**WHAT TO PRODUCE**
Give back all of the data exactly, with every picture omitted.

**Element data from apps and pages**
________
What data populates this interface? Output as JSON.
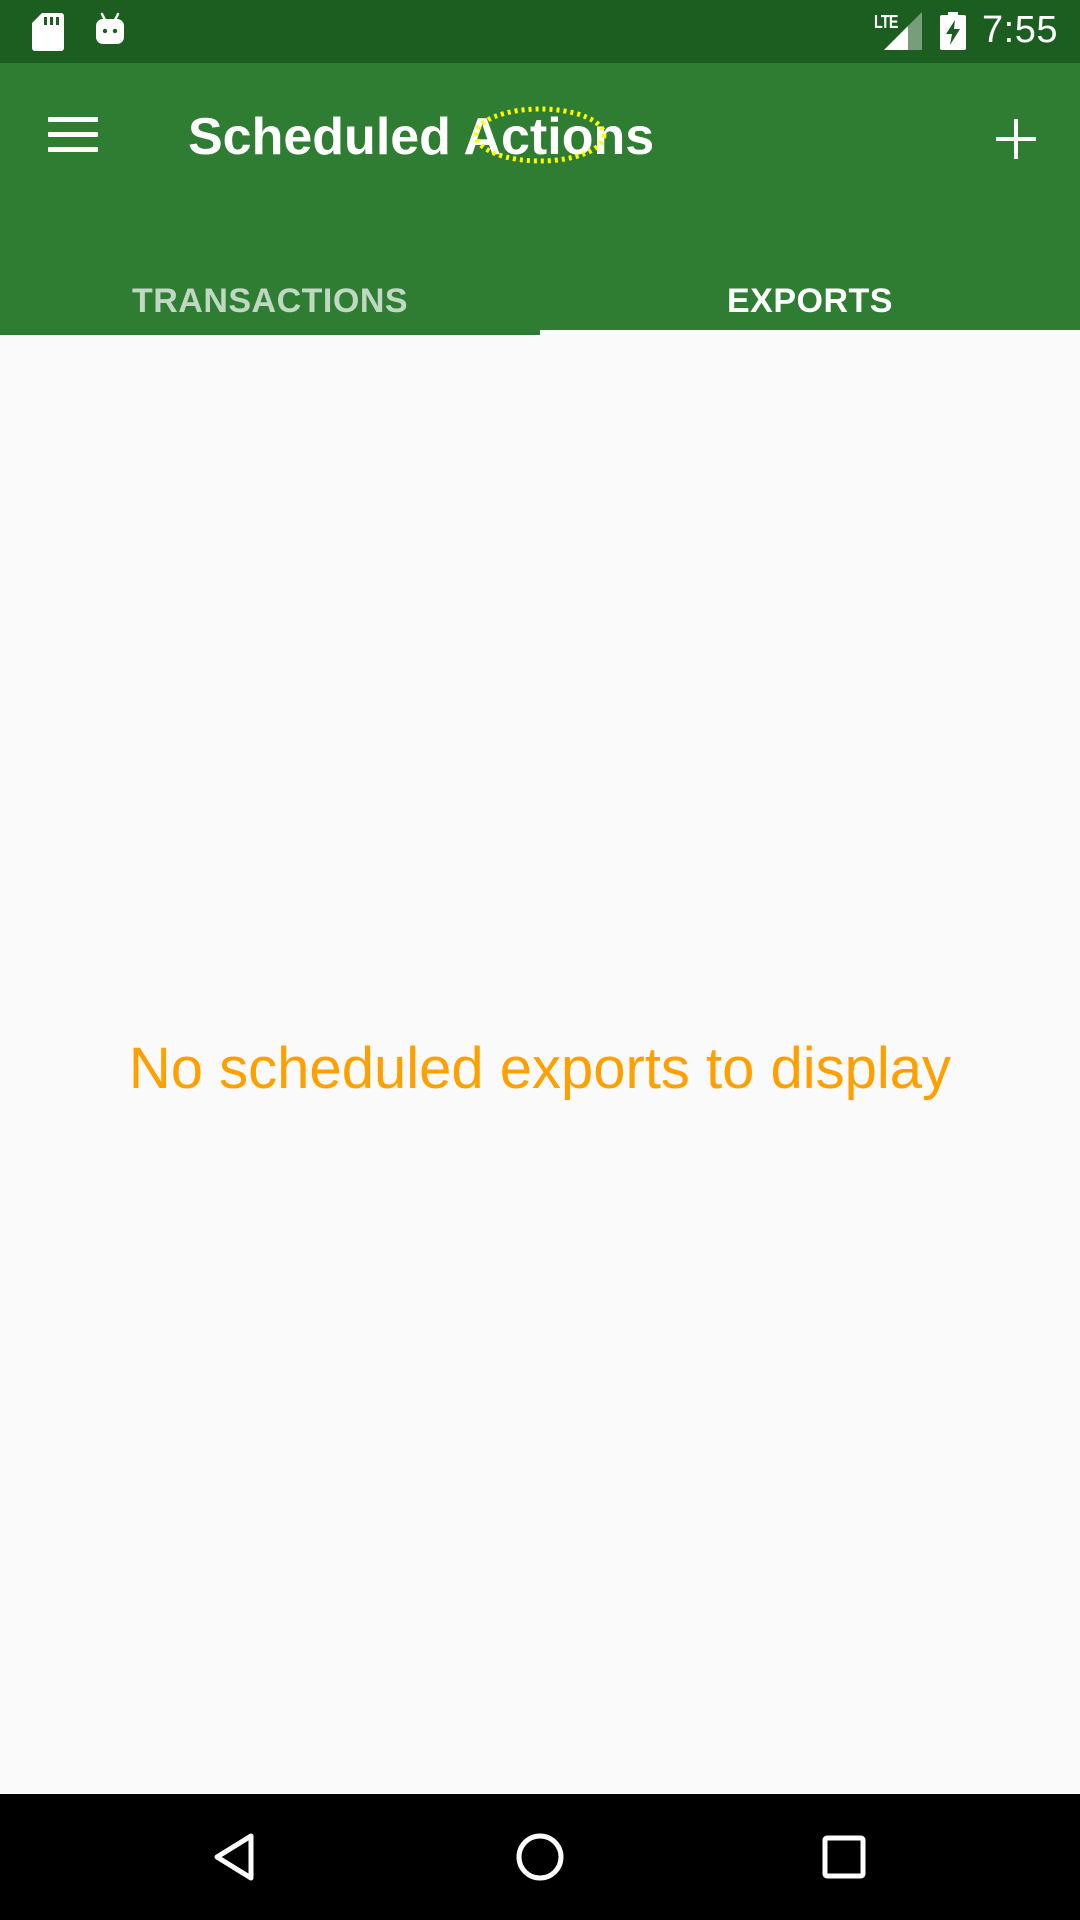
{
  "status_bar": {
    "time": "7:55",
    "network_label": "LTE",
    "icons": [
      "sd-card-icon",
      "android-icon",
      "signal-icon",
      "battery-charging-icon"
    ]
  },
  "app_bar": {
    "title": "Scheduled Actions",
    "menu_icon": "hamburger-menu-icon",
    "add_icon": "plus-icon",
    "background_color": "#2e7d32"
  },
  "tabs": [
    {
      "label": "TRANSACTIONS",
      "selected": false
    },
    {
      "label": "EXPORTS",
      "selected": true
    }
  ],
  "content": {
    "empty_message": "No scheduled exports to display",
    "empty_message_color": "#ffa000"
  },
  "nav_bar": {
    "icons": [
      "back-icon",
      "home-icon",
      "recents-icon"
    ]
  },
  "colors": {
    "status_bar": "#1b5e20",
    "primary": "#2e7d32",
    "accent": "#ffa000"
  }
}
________
**RESPONSE TO THIS EXERCISE**
What data populates this interface? Output as JSON.
{
  "status_bar": {
    "time": "7:55",
    "network_label": "LTE",
    "icons": [
      "sd-card-icon",
      "android-icon",
      "signal-icon",
      "battery-charging-icon"
    ]
  },
  "app_bar": {
    "title": "Scheduled Actions",
    "menu_icon": "hamburger-menu-icon",
    "add_icon": "plus-icon",
    "background_color": "#2e7d32"
  },
  "tabs": [
    {
      "label": "TRANSACTIONS",
      "selected": false
    },
    {
      "label": "EXPORTS",
      "selected": true
    }
  ],
  "content": {
    "empty_message": "No scheduled exports to display",
    "empty_message_color": "#ffa000"
  },
  "nav_bar": {
    "icons": [
      "back-icon",
      "home-icon",
      "recents-icon"
    ]
  },
  "colors": {
    "status_bar": "#1b5e20",
    "primary": "#2e7d32",
    "accent": "#ffa000"
  }
}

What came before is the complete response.